A thatch house is usually made from red mud, clay, bamboo, wood, and palm fronds. It is used as a family home (contains a kitchen, bedroom, etc.).
A machete is a large heavy knife generally used as a weapon or an implement for cutting.
The Evil Forest was a forest on the outskirts of Umuofia. The Igbo people feared the forest, especially at night. The outcasts (osu) lived closest to it. The Igbo threw twins or people with disease into the forest because they were thought of as evil.
The undesirables referred to are known as Efulefu in the Igbo language. It translates literally to "woman" and was used as a derogatory name for worthless or weak men. In this case, Okonkwo uses it to refer to the men that had abandoned the traditions of the tribe to embrace Christianity and join the European missionaries.

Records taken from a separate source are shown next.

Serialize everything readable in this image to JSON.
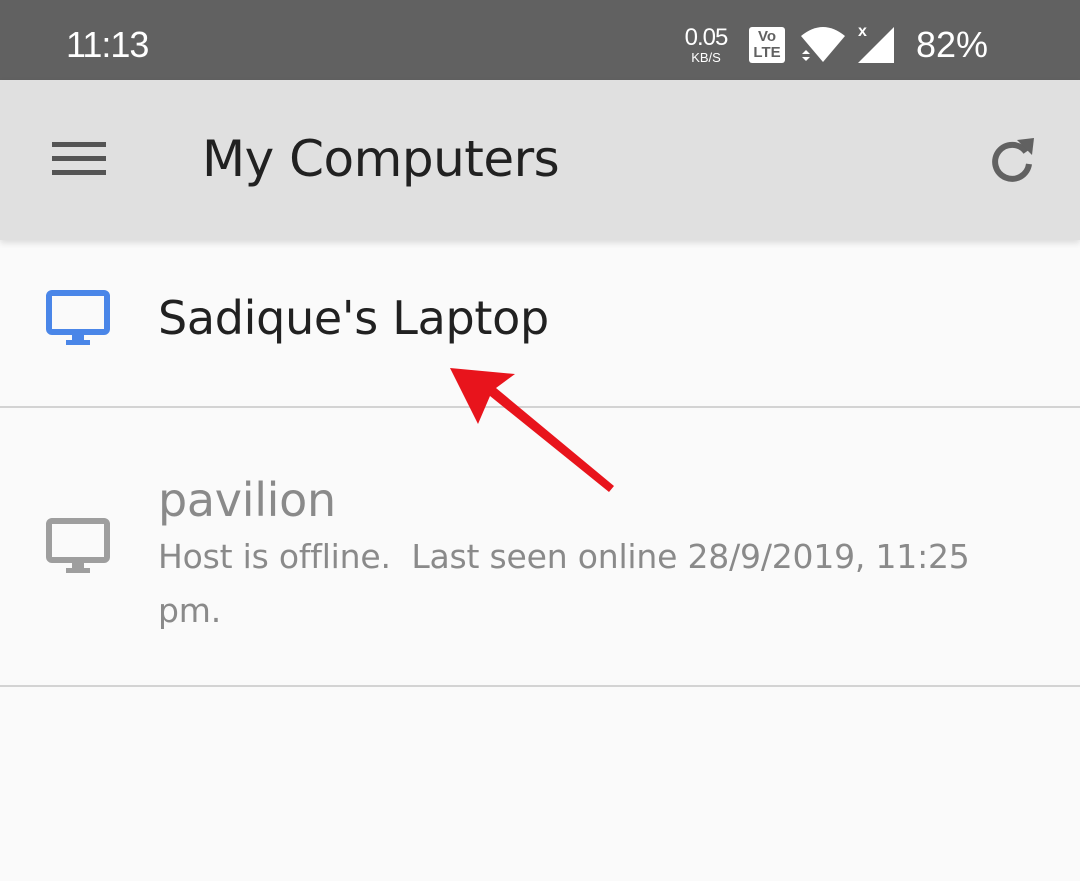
{
  "status_bar": {
    "time": "11:13",
    "net_speed_value": "0.05",
    "net_speed_unit": "KB/S",
    "volte_top": "Vo",
    "volte_bottom": "LTE",
    "battery": "82%",
    "icons": [
      "volte-icon",
      "wifi-icon",
      "cellular-signal-icon"
    ]
  },
  "app_bar": {
    "title": "My Computers",
    "menu_icon": "hamburger-menu-icon",
    "refresh_icon": "refresh-icon"
  },
  "computers": [
    {
      "name": "Sadique's Laptop",
      "status": "",
      "online": true,
      "icon": "monitor-icon",
      "icon_color": "#4a86e8"
    },
    {
      "name": "pavilion",
      "status": "Host is offline.  Last seen online 28/9/2019, 11:25 pm.",
      "online": false,
      "icon": "monitor-icon",
      "icon_color": "#9e9e9e"
    }
  ],
  "annotation": {
    "type": "arrow",
    "color": "#e8141c"
  },
  "colors": {
    "status_bar_bg": "#616161",
    "app_bar_bg": "#e0e0e0",
    "content_bg": "#fafafa"
  }
}
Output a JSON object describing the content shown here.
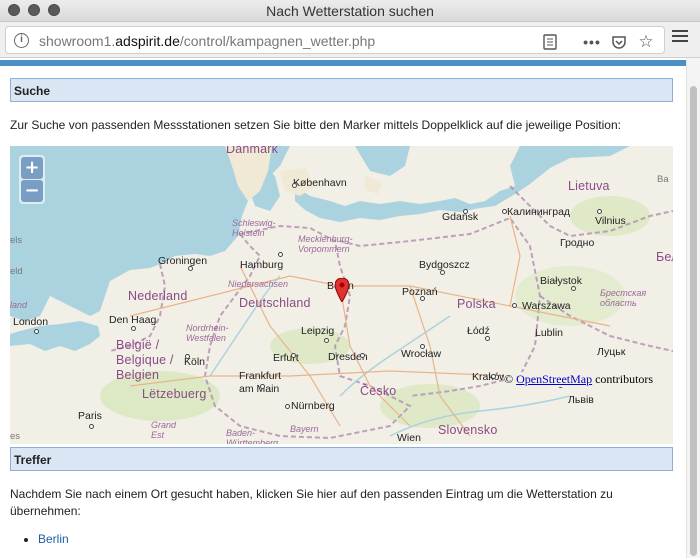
{
  "window": {
    "title": "Nach Wetterstation suchen"
  },
  "urlbar": {
    "prefix": "showroom1.",
    "domain": "adspirit.de",
    "path": "/control/kampagnen_wetter.php"
  },
  "search_section": {
    "heading": "Suche",
    "instruction": "Zur Suche von passenden Messstationen setzen Sie bitte den Marker mittels Doppelklick auf die jeweilige Position:"
  },
  "map": {
    "zoom_in": "+",
    "zoom_out": "−",
    "attribution_prefix": "©",
    "attribution_link": "OpenStreetMap",
    "attribution_suffix": "contributors",
    "marker_location": "Berlin",
    "colors": {
      "water": "#aad3df",
      "land": "#f2efe6",
      "border": "#b08cb0",
      "marker": "#d33"
    },
    "labels": {
      "danmark": "Danmark",
      "kobenhavn": "København",
      "lietuva": "Lietuva",
      "vilnius": "Vilnius",
      "kaliningrad": "Калининград",
      "gdansk": "Gdańsk",
      "grodno": "Гродно",
      "schleswig": "Schleswig-Holstein",
      "mecklenburg": "Mecklenburg-Vorpommern",
      "hamburg": "Hamburg",
      "groningen": "Groningen",
      "bydgoszcz": "Bydgoszcz",
      "bialystok": "Białystok",
      "niedersachsen": "Niedersachsen",
      "berlin": "Berlin",
      "nederland": "Nederland",
      "deutschland": "Deutschland",
      "poznan": "Poznań",
      "polska": "Polska",
      "warszawa": "Warszawa",
      "brest": "Брестская область",
      "london": "London",
      "den_haag": "Den Haag",
      "nrw": "Nordrhein-Westfalen",
      "leipzig": "Leipzig",
      "lodz": "Łódź",
      "lublin": "Lublin",
      "belgie": "België / Belgique / Belgien",
      "koln": "Köln",
      "erfurt": "Erfurt",
      "dresden": "Dresden",
      "wroclaw": "Wrocław",
      "lutsk": "Луцьк",
      "frankfurt": "Frankfurt am Main",
      "krakow": "Kraków",
      "letzebuerg": "Lëtzebuerg",
      "cesko": "Česko",
      "lviv": "Львів",
      "paris": "Paris",
      "nurnberg": "Nürnberg",
      "grand_est": "Grand Est",
      "baden": "Baden-Württemberg",
      "bayern": "Bayern",
      "slovensko": "Slovensko",
      "wien": "Wien",
      "land_left": "land",
      "els": "els",
      "eld": "eld",
      "bel": "Бел",
      "ba": "Ba",
      "es": "es"
    }
  },
  "results_section": {
    "heading": "Treffer",
    "instruction": "Nachdem Sie nach einem Ort gesucht haben, klicken Sie hier auf den passenden Eintrag um die Wetterstation zu übernehmen:",
    "results": [
      "Berlin"
    ]
  }
}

The osu were outcasts in Igbo society. They lived on the edge of the forest and were not allowed to cut their hair. They could not take titles and were not allowed to marry or take shelter with a normal Igbo person. Many of the osu saw the new Christian church as a place for refuge and as a place to be accepted.

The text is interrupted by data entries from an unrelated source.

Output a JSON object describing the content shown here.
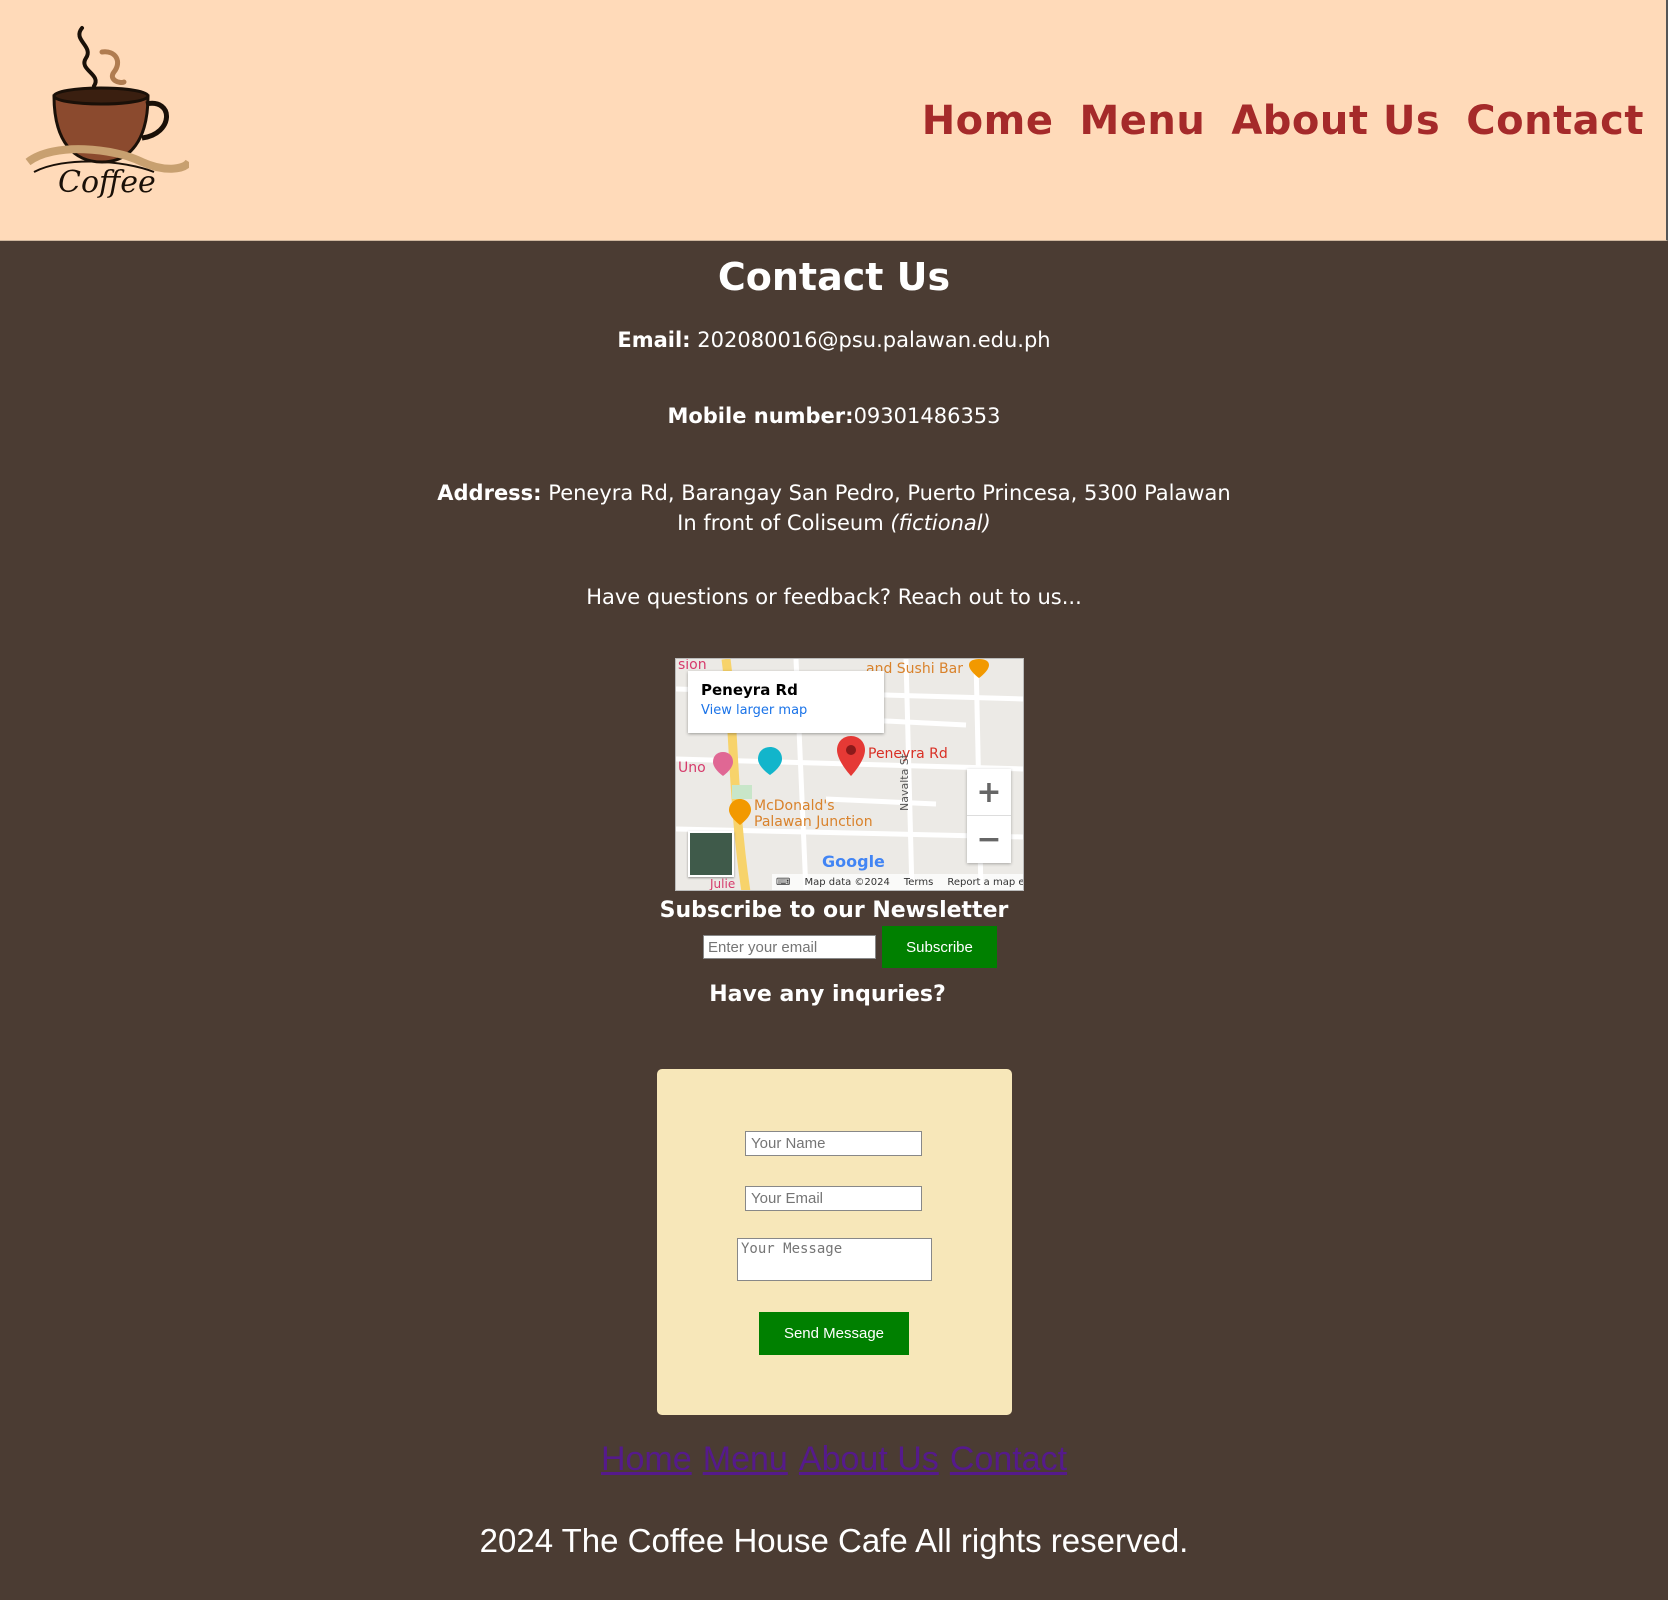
{
  "header": {
    "logo_text": "Coffee",
    "nav": [
      "Home",
      "Menu",
      "About Us",
      "Contact"
    ]
  },
  "contact": {
    "title": "Contact Us",
    "email_label": "Email:",
    "email_value": "202080016@psu.palawan.edu.ph",
    "mobile_label": "Mobile number:",
    "mobile_value": "09301486353",
    "address_label": "Address:",
    "address_value": "Peneyra Rd, Barangay San Pedro, Puerto Princesa, 5300 Palawan",
    "address_line2": "In front of Coliseum",
    "address_note": "(fictional)",
    "cta": "Have questions or feedback? Reach out to us..."
  },
  "map": {
    "place_title": "Peneyra Rd",
    "larger_map_link": "View larger map",
    "pin_label": "Peneyra Rd",
    "poi": [
      "McDonald's",
      "Palawan Junction",
      "Uno",
      "sion",
      "and Sushi Bar",
      "Navalta St",
      "Julie"
    ],
    "google": "Google",
    "footer": [
      "Map data ©2024",
      "Terms",
      "Report a map error"
    ],
    "zoom_in": "+",
    "zoom_out": "−"
  },
  "newsletter": {
    "title": "Subscribe to our Newsletter",
    "placeholder": "Enter your email",
    "button": "Subscribe"
  },
  "inquiry": {
    "title": "Have any inquries?",
    "name_placeholder": "Your Name",
    "email_placeholder": "Your Email",
    "message_placeholder": "Your Message",
    "send_button": "Send Message"
  },
  "footer": {
    "nav": [
      "Home",
      "Menu",
      "About Us",
      "Contact"
    ],
    "copyright": "2024 The Coffee House Cafe All rights reserved."
  },
  "colors": {
    "header_bg": "#ffdab9",
    "page_bg": "#4b3c33",
    "nav_link": "#a52a2a",
    "button_green": "#008000",
    "form_bg": "#f7e7b9",
    "footer_link": "#551a8b"
  }
}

A cassava is an edible, startchy, tuberous root.
A tuber is a plant with an englarged root. A potato is one of the most common kinds of tubers.
One of the most common lizards in Nigeria is the appropriately named Nigerian Spiny-Tailed Lizard. They have a stocky build and a well-armored tail which gives it its common name.
If you would like to have one in your house, visit this website for pet information.
Nze na Ozo Society is a traditional patriarchal institution that confers the Ozo title to deserving, qualified men; generally these men and boys derive from wealthy families. Members abide by moral codes of truth, justice, and fairness, as reflected by the bonds their words of loyalty represent and the sacred uprightness of the position they uphold in the community. The Nze na Ozo Society live by the Igbo maxim, Eziokwu bu Ndu (truth is the basis of existence), and care for everything that is sacred and traditional in a community.
The Nze (an inductee of the Nze na Ozo Society) maintains the highest position in the social hierarchy of their respective town. The process to become formally initiated requires many steps: a) a nod from the patrilineal family; b) approval of his kindred through an elaborate spiritual and secular convivial ceremony; c) further ceremonies at the village level; d) public conferment, declaration, and celebration of the induction into the Nze na Ozo Society; and e) the assumption of a new, dignified name.
In the Igbo culture, marriage occurs between a man and woman not long after puberty. A man can take multiple brides as long as he can pay their bride-price. A woman's primary duty in marriage is to give birth to a son. Therefore, fertility is extremely important to both women and men. Often, marriage is seen as a way of advancing in society, or result of a business relationship, and is not a result of traditional love.